US: By now it’s obvious that I’m biased. The amount of romances within the US Office is astounding, although as it happens over almost the period of a decade that’s fairly viable. Jim and Pam is a fan favourite and they’ll always be my number one fictional couple; Jim and Pam’s romance was my favourite thing to watch, it had parallels with The Office UK, of course with Pam (Dawn) already having a fiancée and the clear inner pining for one another. But, of course, with The Office US you get to see their wedding, see their ups and downs and get to see them have adorable children. Plus, Dwight (The US’ answer to Gareth) also manages to have a romance, multiple romances actually, as did most of the characters of the US Office. It was nice to see the characters have personal lives within an office space which I feel didn’t happen very often within the UK’s version.

UK: With the short few years over which The Office UK takes place, it is no surprise to me that there is just one central romance. Furthermore, with the mundane, everyday working environment, it makes sense that Tim and Dawn’s love story does not come to fruition until the very last episode. For me, the message here is that love can be rare and difficult to find, and so couples aren’t just going to find each other with ease. Whilst we are given clear indications of Tim and Dawn’s feelings for one another, things don’t just fall into place for them; with both finding themselves in relationships at one time or another that do not fulfil them. It is the contrast between Lee’s lack of consideration and affection for Dawn, as with his lack of belief in her dream of illustration and artwork, and Tim’s unwavering faith and encouragement of Dawn, that makes her realise that, although it is inconvenient for her to break up with her boyfriend, she wants to spend the rest of her life with someone whom she truly loves, and vice versa. Thus, in contrast to the various romances of The Office US, romance is treated as a rare and precious thing, with the viewer kept hoping and wishing until the very end.

 

Character Development
US: The Office US is a clear winner for me; the character development is allowed to expand over nine seasons whereas I found that The Office UK, as it is short, it doesn’t allow that kind of growth. Take Pam for example, at the beginning she’s in a relationship she barely wants to be in and she’s considerably more submissive but with the continuation of the series she becomes her own woman, she accomplishes what she couldn’t at the beginning (going to art school in the fourth series whereas in the first her fiancée more or less says that she couldn’t take that kind of opportunity), she grows wiser and she learns to assert her opinions where necessary and stands up for herself. All of the characters develop in some way. Arguably what is bad is that Kevin regresses into a caricature of the ‘large bumbling idiot’ but despite this all of the other characters manage to progress in a positive way.

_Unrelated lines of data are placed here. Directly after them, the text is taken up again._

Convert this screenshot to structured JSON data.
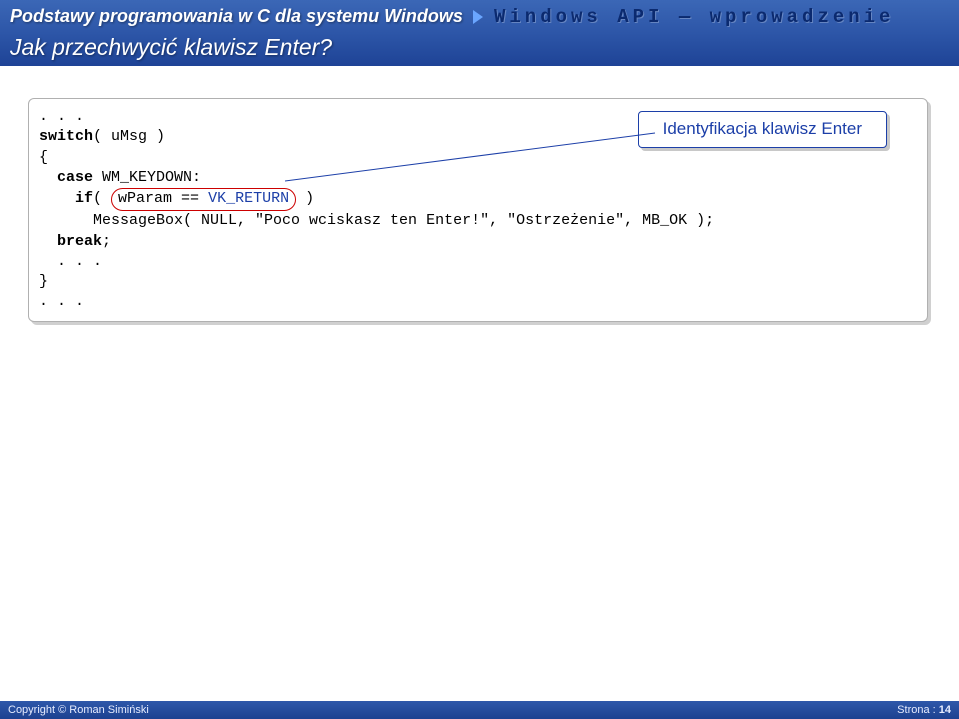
{
  "header": {
    "breadcrumb": "Podstawy programowania w C dla systemu Windows",
    "right": "Windows API — wprowadzenie",
    "title": "Jak przechwycić klawisz Enter?"
  },
  "code": {
    "l1": ". . .",
    "l2a": "switch",
    "l2b": "( uMsg )",
    "l3": "{",
    "l4a": "  ",
    "l4b": "case",
    "l4c": " WM_KEYDOWN:",
    "l5a": "    ",
    "l5b": "if",
    "l5c": "( ",
    "l5d": "wParam == ",
    "l5e": "VK_RETURN",
    "l5f": " )",
    "l6": "      MessageBox( NULL, \"Poco wciskasz ten Enter!\", \"Ostrzeżenie\", MB_OK );",
    "l7a": "  ",
    "l7b": "break",
    "l7c": ";",
    "l8": "  . . .",
    "l9": "}",
    "l10": ". . ."
  },
  "callout": {
    "text": "Identyfikacja klawisz Enter"
  },
  "footer": {
    "left": "Copyright © Roman Simiński",
    "right_label": "Strona : ",
    "page": "14"
  }
}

UK: In my opinion, the Americans do a far better job at allowing us to get to know the main characters, as well as the wider cast of The Office. However, as I have said, I don’t believe that the British aim was to give the audience a deep insight into the characters’ lives. For example, we learn that Tim regrets not finishing his university course, that he is dissatisfied with his lack of professional advancement, and that he had feelings for Dawn. However, in contrast to the US show, we aren’t given the deep insight into how Tim deals with his unrequited affection for Dawn, the way in which he conducts his other relationships nor the plans that he and Dawn have for their future together.

Conclusion
While both of us tend to prefer The Office US more than we like The Office UK, we implore you to consider watching both and make your own minds up – not only for that but they are great TV shows and you’ll get a good laugh at least!